The Harper "broken promise" is another example. Not a single news media outlet in the province, not a single politician and not a single conventional media commentator has burst the pustule surrounding the ABC campaign. You'll find plenty of substantiated argument here about the shifting provincial government position, but try and find it anywhere else.

Instead, the new simile for betrayal by someone outside the community is accepted whole. On the most superficial level, a comment by the Premier about the Prime Minister is seen as newsworthy simply because it hints of the Anybody But Conservative threat.

The tendency to jet ski through issues is much more widespread than on these larger issues. The stories offered up on Tom Rideout's resignation contained so many evident contradictions that they pointed to another story - the truth - beneath. Yet jet skiers flashed past it - on the way to nothing more important - giving up the chance not for a scuba dive but for merely a wade out to the knees.

The usual explanation offered for the lack of depth in conventional media coverage or for the absence of contrary editorializing is lack of time and resources. There is some truth in that. And to be fair, there has been an increasingly critical tone in some quarters. Take the Sunday Telegram editorial and the paper's position on the Memorial University crisis as an example of a slight shift in the local environment.

But in a larger sense, the media coverage (actually not just locally but across the country) and the political metaphors they sustain come from something closer to the changed attitude to knowledge and information contained in Carr's article. The jet skier's aren't interested in the Rideout issue beyond what is simple and convenient. Everything else is a conspiracy theory.

The Premier's use of the word "race" in a political campaign policy announcement garners not a shred of attention anywhere, except of course for at least two reporters who went out of their way to rationalise the issue into nothingness. We all know what he meant.

The point in this latter one was not - as one radio host suggested entirely disingenuously - that some people were accusing the Premier of being racist. Rather, the "race" card stands out not only for the fact it was played at all in any context during an election on a pro-natalist policy, but rather that we - the people of the province - did not then and do not now have a shared understanding of what he meant.

On another level, though, what the Premier meant in that case is actually irrelevant. What it is simply worth noting that not a single reporter thought it worth asking a simple question. Not one thought to ask what he meant, just to be clear. Inquisitiveness - supposedly at the core of the journalistic profession, let alone the source of our species' progress - was absent.

Not one wanted to know.

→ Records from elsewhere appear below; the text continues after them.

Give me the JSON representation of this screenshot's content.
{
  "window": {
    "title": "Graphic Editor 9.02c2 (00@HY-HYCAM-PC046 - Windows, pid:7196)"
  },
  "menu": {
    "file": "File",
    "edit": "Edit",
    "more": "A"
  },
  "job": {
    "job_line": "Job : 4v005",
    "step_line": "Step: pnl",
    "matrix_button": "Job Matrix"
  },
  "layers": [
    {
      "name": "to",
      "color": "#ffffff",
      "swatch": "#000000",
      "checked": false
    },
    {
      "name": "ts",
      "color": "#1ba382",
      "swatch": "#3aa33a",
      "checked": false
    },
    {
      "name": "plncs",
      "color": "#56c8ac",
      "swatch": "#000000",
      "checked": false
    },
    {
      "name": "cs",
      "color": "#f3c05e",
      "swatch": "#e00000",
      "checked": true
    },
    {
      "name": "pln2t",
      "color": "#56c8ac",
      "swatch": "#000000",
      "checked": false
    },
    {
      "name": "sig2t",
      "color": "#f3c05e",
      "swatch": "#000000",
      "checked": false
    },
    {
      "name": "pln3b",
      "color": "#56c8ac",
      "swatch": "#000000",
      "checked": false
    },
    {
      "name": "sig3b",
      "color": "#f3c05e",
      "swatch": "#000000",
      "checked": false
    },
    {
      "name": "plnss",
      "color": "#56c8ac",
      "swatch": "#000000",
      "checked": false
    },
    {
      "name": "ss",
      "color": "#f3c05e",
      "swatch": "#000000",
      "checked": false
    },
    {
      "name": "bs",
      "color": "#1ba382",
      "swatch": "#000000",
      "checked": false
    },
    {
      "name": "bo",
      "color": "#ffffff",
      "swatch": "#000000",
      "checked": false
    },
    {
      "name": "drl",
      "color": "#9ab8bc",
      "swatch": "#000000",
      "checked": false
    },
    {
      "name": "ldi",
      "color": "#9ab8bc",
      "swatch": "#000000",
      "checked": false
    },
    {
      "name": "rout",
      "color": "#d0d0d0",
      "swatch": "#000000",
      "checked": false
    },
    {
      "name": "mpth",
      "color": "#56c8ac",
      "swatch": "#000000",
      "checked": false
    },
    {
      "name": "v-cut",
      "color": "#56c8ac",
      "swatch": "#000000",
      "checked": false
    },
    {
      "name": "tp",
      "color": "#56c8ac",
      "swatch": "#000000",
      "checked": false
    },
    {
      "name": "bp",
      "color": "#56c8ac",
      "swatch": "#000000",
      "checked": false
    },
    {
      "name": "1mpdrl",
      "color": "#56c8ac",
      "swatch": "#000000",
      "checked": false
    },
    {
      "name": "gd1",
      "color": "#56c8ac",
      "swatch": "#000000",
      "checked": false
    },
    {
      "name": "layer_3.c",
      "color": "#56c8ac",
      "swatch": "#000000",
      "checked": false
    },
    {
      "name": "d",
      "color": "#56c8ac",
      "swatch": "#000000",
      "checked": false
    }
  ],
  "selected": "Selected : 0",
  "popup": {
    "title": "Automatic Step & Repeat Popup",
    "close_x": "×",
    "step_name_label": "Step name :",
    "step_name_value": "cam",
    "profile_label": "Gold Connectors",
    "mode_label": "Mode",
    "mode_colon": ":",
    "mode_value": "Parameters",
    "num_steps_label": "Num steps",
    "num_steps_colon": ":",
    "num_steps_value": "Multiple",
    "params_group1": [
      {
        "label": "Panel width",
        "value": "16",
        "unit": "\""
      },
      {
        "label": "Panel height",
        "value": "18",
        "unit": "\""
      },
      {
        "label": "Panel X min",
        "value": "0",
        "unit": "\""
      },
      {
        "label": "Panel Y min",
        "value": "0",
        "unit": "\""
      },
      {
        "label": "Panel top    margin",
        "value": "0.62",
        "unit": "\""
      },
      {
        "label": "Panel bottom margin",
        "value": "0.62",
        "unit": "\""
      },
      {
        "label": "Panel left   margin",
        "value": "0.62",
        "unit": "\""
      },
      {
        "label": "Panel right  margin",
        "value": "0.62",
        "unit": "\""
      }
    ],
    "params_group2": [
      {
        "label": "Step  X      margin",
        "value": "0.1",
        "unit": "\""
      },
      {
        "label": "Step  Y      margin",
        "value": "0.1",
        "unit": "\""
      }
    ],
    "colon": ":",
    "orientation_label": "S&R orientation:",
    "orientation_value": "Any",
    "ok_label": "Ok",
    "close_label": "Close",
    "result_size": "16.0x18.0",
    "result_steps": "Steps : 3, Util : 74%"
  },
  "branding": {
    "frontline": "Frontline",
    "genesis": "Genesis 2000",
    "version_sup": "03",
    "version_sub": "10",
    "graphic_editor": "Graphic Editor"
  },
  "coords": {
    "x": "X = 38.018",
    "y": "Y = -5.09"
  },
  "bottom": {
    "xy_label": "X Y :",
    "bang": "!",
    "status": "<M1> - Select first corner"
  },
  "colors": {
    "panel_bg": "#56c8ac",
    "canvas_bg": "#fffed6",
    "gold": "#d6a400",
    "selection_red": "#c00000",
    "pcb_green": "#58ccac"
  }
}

Reporters reflect the society in which they work. There's no way of knowing if the Internet has changed the way people are thinking or if it merely facilitated a trend already present. Television was decried as an idiot box and in some respects, Carr and others are simply transferring the epithet to the box sitting on or under many of our desks.

The source of the change is not as important as the consequences of the shift, the lessening desire to know things.

Chenza at court, the court of silence, as the Tamarians would say.